The University of Southern California (USC) and Amgen have formed a partnership through which they can provide researchers access to two Thermo Fisher Scientific cryo-transmission electron microscopes (cry-TEMs): the Krios and Glacios cryo-TEMs. The partnership aims to accelerate the pace of research and discovery.
The instruments, housed at the Michelson Center for Convergent Bioscience at USC’s University Park Campus, offer built-in connectivity that will enable researchers from both institutions to increase disease-research productivity. With the two instruments as part of their workflow, the researchers will be able to pre-screen samples at moderate resolutions on the Glacios, after which they can transfer the best-quality samples for imaging at the highest resolutions on the Krios, Thermo Fisher announced in an Aug. 10, 2021 press release.

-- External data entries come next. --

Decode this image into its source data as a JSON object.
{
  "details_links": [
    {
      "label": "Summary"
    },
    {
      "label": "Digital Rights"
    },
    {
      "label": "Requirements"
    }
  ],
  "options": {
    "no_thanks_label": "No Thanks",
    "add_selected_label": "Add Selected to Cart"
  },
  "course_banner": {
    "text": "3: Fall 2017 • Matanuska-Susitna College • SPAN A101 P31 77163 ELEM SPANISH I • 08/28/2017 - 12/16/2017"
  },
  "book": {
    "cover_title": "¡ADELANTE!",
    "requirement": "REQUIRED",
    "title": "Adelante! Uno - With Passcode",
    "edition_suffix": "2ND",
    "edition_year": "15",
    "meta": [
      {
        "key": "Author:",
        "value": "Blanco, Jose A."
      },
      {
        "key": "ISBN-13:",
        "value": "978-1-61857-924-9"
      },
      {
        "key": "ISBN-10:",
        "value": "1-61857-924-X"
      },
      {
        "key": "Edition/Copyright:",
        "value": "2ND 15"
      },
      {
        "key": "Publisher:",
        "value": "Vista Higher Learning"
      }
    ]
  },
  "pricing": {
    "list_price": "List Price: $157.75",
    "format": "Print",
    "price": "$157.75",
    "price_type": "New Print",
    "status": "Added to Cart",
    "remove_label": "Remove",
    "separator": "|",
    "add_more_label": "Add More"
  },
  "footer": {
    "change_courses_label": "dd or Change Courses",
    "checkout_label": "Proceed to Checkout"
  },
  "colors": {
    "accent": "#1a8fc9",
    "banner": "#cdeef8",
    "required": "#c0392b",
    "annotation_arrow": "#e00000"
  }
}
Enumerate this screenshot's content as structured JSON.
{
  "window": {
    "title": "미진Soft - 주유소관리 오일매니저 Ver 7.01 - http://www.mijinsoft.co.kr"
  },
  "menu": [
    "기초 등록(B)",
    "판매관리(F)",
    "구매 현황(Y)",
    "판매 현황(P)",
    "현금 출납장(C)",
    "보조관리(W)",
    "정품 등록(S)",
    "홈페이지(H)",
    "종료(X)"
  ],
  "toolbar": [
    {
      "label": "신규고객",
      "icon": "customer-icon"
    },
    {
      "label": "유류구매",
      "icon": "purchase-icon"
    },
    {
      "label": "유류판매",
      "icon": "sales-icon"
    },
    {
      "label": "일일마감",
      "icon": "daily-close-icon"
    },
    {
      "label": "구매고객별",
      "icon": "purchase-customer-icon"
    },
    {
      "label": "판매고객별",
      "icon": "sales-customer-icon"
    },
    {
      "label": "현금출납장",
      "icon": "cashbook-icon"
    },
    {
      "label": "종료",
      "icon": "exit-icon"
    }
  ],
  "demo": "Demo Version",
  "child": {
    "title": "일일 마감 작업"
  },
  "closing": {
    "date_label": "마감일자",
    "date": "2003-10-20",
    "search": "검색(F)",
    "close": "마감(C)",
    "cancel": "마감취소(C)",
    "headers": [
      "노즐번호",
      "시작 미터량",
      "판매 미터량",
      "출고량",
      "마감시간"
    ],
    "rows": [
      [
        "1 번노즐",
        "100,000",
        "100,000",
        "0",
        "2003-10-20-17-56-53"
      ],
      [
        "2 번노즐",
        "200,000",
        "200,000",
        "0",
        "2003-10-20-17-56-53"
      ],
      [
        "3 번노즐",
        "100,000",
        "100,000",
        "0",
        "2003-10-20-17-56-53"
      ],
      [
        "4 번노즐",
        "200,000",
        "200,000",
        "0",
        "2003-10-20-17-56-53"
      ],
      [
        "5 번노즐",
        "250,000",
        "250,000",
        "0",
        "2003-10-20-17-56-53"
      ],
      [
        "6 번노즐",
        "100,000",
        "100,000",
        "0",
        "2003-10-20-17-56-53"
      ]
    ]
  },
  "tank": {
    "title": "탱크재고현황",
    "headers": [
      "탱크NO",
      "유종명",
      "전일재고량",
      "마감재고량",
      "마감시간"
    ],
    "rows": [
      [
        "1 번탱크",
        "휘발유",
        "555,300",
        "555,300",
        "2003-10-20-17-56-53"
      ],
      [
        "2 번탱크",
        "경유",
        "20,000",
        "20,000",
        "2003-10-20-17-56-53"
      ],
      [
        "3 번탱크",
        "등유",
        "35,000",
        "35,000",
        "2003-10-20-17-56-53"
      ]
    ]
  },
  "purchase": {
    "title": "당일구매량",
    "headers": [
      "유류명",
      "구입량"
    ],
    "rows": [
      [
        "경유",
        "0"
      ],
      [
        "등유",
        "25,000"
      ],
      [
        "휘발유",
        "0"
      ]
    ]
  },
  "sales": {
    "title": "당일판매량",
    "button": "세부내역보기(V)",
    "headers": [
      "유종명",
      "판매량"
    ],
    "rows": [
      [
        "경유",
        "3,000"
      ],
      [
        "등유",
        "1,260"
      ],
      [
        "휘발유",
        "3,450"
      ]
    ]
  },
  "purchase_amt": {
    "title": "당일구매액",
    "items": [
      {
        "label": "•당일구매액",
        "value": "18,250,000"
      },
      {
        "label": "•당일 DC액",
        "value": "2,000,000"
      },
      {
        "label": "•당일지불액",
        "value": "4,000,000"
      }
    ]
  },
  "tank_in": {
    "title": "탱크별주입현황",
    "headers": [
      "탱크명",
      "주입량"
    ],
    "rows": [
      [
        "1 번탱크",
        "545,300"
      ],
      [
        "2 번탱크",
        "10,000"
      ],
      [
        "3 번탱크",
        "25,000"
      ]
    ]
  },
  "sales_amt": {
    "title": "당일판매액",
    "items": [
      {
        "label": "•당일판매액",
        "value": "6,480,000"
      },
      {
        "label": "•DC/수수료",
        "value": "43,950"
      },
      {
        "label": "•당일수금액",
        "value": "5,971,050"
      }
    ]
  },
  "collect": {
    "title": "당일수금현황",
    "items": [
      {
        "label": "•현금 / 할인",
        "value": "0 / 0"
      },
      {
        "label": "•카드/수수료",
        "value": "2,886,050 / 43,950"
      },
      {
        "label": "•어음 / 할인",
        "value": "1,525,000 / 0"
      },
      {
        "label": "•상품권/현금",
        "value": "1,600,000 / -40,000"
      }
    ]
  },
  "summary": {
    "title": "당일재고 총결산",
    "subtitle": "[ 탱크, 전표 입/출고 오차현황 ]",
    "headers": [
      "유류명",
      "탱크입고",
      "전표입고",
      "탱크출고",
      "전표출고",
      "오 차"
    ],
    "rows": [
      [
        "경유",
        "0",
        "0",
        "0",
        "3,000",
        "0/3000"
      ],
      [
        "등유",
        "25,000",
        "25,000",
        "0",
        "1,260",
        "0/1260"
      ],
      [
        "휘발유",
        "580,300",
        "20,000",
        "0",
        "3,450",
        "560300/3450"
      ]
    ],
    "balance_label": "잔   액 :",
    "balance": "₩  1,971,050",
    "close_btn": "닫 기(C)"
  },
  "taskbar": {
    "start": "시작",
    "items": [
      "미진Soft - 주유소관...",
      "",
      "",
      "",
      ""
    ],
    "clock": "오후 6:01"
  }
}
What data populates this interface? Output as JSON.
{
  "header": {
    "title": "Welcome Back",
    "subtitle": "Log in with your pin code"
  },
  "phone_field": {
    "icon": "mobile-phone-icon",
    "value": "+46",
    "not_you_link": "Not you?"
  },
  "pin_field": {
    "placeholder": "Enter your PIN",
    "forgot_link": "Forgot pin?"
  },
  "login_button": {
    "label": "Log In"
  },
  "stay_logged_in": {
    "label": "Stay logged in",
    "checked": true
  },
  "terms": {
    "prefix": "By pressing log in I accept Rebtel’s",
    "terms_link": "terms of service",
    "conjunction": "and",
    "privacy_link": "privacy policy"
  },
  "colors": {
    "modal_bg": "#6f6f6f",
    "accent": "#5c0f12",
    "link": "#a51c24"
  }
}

Amgen will use the instruments to accelerate drug discovery through three techniques:
Under the partnership, USC will provide instrument expertise to Amgen as USC advances its own research. For example, researchers plan to use Krios and Glacios to complete development of an atomic-level map of the human cell, a prominent project for the university. The USC researchers will also continue their work in observing proteins in a wide range of conformational states, similar to what another team of USC researchers recently accomplished with the human neurotransmitter receptor GABA-B.
“We anticipate this equipment will contribute to Amgen’s better understanding of disease mechanisms as we analyze drug targets. With the ability to view drug targets in their near-native states at the atomic level, our hope is to bring more speed and power to drug discovery,” said Philip Tagari, vice-president of Therapeutic Discovery at Amgen, in the press release.
“Housing these instruments in USC’s new Center for Nanoimaging will drive fundamental research underpinning advances in human health across our campuses. We believe it will help us continue to attract top students and faculty to USC as we dramatically expand our presence in the field of structural biology,” said Stephen Bradforth, USC Dornsife divisional dean for Physical Sciences, in the press release.
Source: Thermo Fisher Scientific